Abbott’s experience is particularly typical in Texas, where 8 % of men and women used pay day loans, based on the Pew Safe Small-Dollar Loans Research venture, set alongside the usage that is national of 5.5 per cent. The middle for Responsible Lending, a team that fights predatory financing methods nationally, says that yearly rates of interest on payday advances in Texas are among the list of greatest into the country at 662 per cent, 2nd simply to Ohio.
вЂњWe call ourselves the crazy, crazy western of payday and automobile title lending,вЂќ stated Brett Merfish, an employee attorney at Texas Appleseed, a nonprofit that works well on financial and justice that is social, including advocating for stricter regulations on payday financing. вЂњThis market has must be reined in, and now we genuinely believe that these guidelines certainly are a good step up that direction.вЂќ
However the laws wonвЂ™t that is likely into complete effect until 2018 at the earliest.
The bureau encourage general general public reviews regarding the 1,341-page guideline until mid-September, after which requires time and energy to revise and publish the ultimate laws.

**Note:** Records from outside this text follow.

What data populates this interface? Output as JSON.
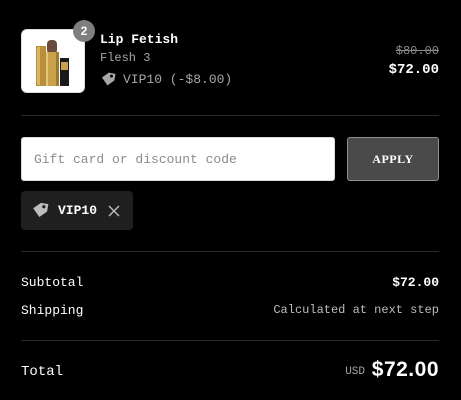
{
  "line_item": {
    "image_alt": "Lip Fetish lipstick",
    "quantity": "2",
    "name": "Lip Fetish",
    "variant": "Flesh 3",
    "discount_text": "VIP10 (-$8.00)",
    "original_price": "$80.00",
    "price": "$72.00"
  },
  "discount": {
    "placeholder": "Gift card or discount code",
    "value": "",
    "apply_label": "APPLY",
    "applied_code": "VIP10"
  },
  "summary": {
    "subtotal_label": "Subtotal",
    "subtotal_value": "$72.00",
    "shipping_label": "Shipping",
    "shipping_value": "Calculated at next step",
    "total_label": "Total",
    "currency": "USD",
    "total_value": "$72.00"
  },
  "icons": {
    "tag": "tag-icon",
    "remove": "close-icon"
  },
  "colors": {
    "background": "#000000",
    "apply_button": "#4a4a4a",
    "applied_tag_bg": "#1f1f1f",
    "muted_text": "#a6a6a6",
    "badge": "#7f7f7f"
  }
}
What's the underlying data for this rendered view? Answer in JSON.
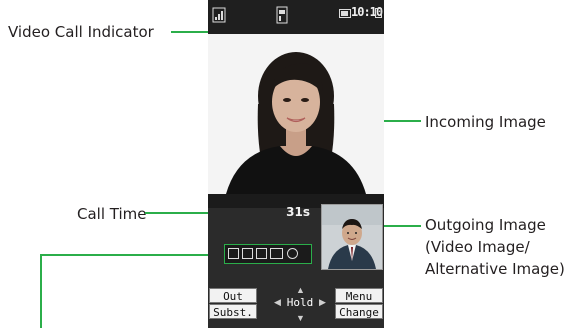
{
  "callouts": {
    "video_call_indicator": "Video Call Indicator",
    "incoming_image": "Incoming Image",
    "call_time": "Call Time",
    "outgoing_image_line1": "Outgoing Image",
    "outgoing_image_line2": "(Video Image/",
    "outgoing_image_line3": "Alternative Image)"
  },
  "screen": {
    "clock": "10:10",
    "call_time": "31s",
    "softkeys": {
      "left_top": "Out cam",
      "left_bottom": "Subst.",
      "center": "Hold",
      "right_top": "Menu",
      "right_bottom": "Change"
    }
  },
  "icons": {
    "signal": "signal-strength-icon",
    "video_call": "video-call-indicator-icon",
    "battery": "battery-icon",
    "status_row": [
      "mic-icon",
      "video-icon",
      "camera-icon",
      "speaker-icon",
      "record-icon"
    ]
  },
  "colors": {
    "callout_line": "#2bae4a",
    "screen_bg": "#2b2b2b"
  }
}
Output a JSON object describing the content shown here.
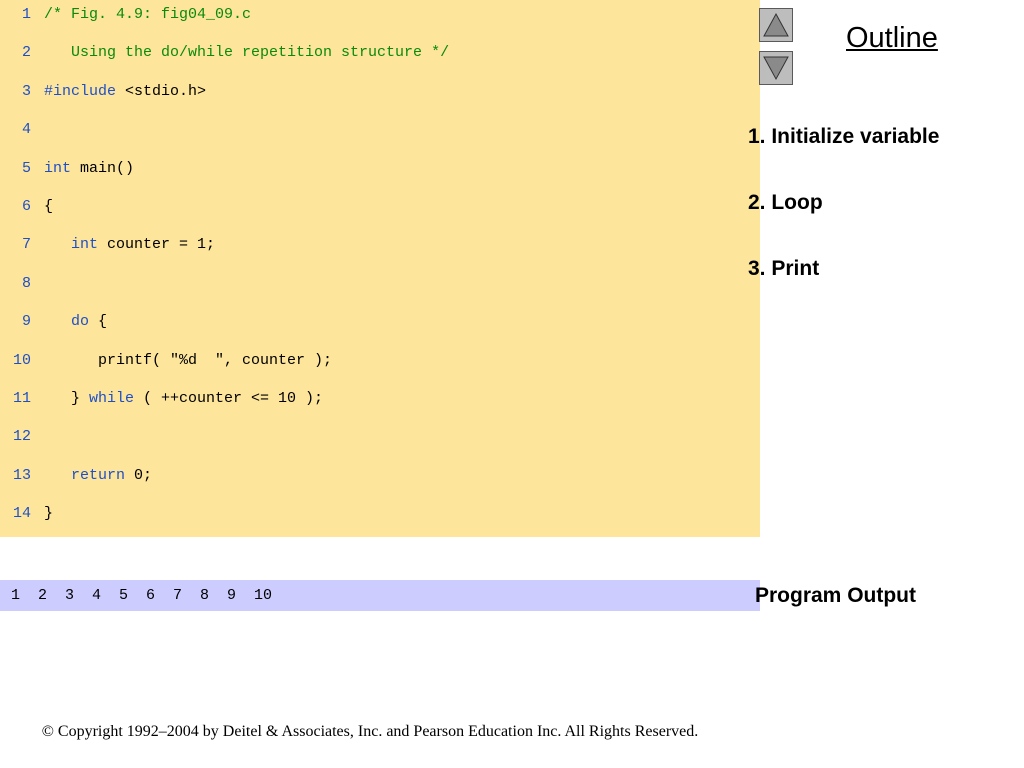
{
  "code_lines": [
    {
      "num": "1",
      "parts": [
        {
          "t": "/* Fig. 4.9: fig04_09.c",
          "c": "cmt"
        }
      ]
    },
    {
      "num": "2",
      "parts": [
        {
          "t": "   Using the do/while repetition structure */",
          "c": "cmt"
        }
      ]
    },
    {
      "num": "3",
      "parts": [
        {
          "t": "#include",
          "c": "kw"
        },
        {
          "t": " <stdio.h>",
          "c": ""
        }
      ]
    },
    {
      "num": "4",
      "parts": []
    },
    {
      "num": "5",
      "parts": [
        {
          "t": "int",
          "c": "kw"
        },
        {
          "t": " main()",
          "c": ""
        }
      ]
    },
    {
      "num": "6",
      "parts": [
        {
          "t": "{",
          "c": ""
        }
      ]
    },
    {
      "num": "7",
      "parts": [
        {
          "t": "   ",
          "c": ""
        },
        {
          "t": "int",
          "c": "kw"
        },
        {
          "t": " counter = 1;",
          "c": ""
        }
      ]
    },
    {
      "num": "8",
      "parts": []
    },
    {
      "num": "9",
      "parts": [
        {
          "t": "   ",
          "c": ""
        },
        {
          "t": "do",
          "c": "kw"
        },
        {
          "t": " {",
          "c": ""
        }
      ]
    },
    {
      "num": "10",
      "parts": [
        {
          "t": "      printf( \"%d  \", counter );",
          "c": ""
        }
      ]
    },
    {
      "num": "11",
      "parts": [
        {
          "t": "   } ",
          "c": ""
        },
        {
          "t": "while",
          "c": "kw"
        },
        {
          "t": " ( ++counter <= 10 );",
          "c": ""
        }
      ]
    },
    {
      "num": "12",
      "parts": []
    },
    {
      "num": "13",
      "parts": [
        {
          "t": "   ",
          "c": ""
        },
        {
          "t": "return",
          "c": "kw"
        },
        {
          "t": " 0;",
          "c": ""
        }
      ]
    },
    {
      "num": "14",
      "parts": [
        {
          "t": "}",
          "c": ""
        }
      ]
    }
  ],
  "program_output": "1  2  3  4  5  6  7  8  9  10",
  "outline": {
    "title": "Outline",
    "items": [
      "1. Initialize variable",
      "2. Loop",
      "3. Print"
    ],
    "program_output_label": "Program Output"
  },
  "nav": {
    "up_icon": "triangle-up-icon",
    "down_icon": "triangle-down-icon"
  },
  "footer": "© Copyright 1992–2004 by Deitel & Associates, Inc. and Pearson Education Inc. All Rights Reserved.",
  "colors": {
    "code_bg": "#fde59b",
    "output_bg": "#ccccff",
    "comment": "#0a8a0a",
    "keyword": "#1f4fc7"
  }
}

Loan providers are certain to get a grace that is 15-month to adhere to the principles, based on bureau representative Sam Gilford.
Until then, the battle to modify short-term loan providers will play down during the regional and state degree in Texas, as towns and cities pass guidelines of one’s own, faith groups and customer advocates turn to the Legislature to enact limitations regarding the stateвЂ™s $5.8 billion payday and car name lending industry and supporters associated with industry keep it’s the credit option that is best for low-income individuals who require little loans.
вЂњThe laws proposed most likely will minimize Us citizens in economic stress from obtaining pay day loans,вЂќ said Kathleen Hunker, senior policy analyst during the Texas Public Policy Foundation. вЂњBut if consumers require usage of that money and thereвЂ™s no options that are good, theyвЂ™ll fall further and additional into debt.вЂќ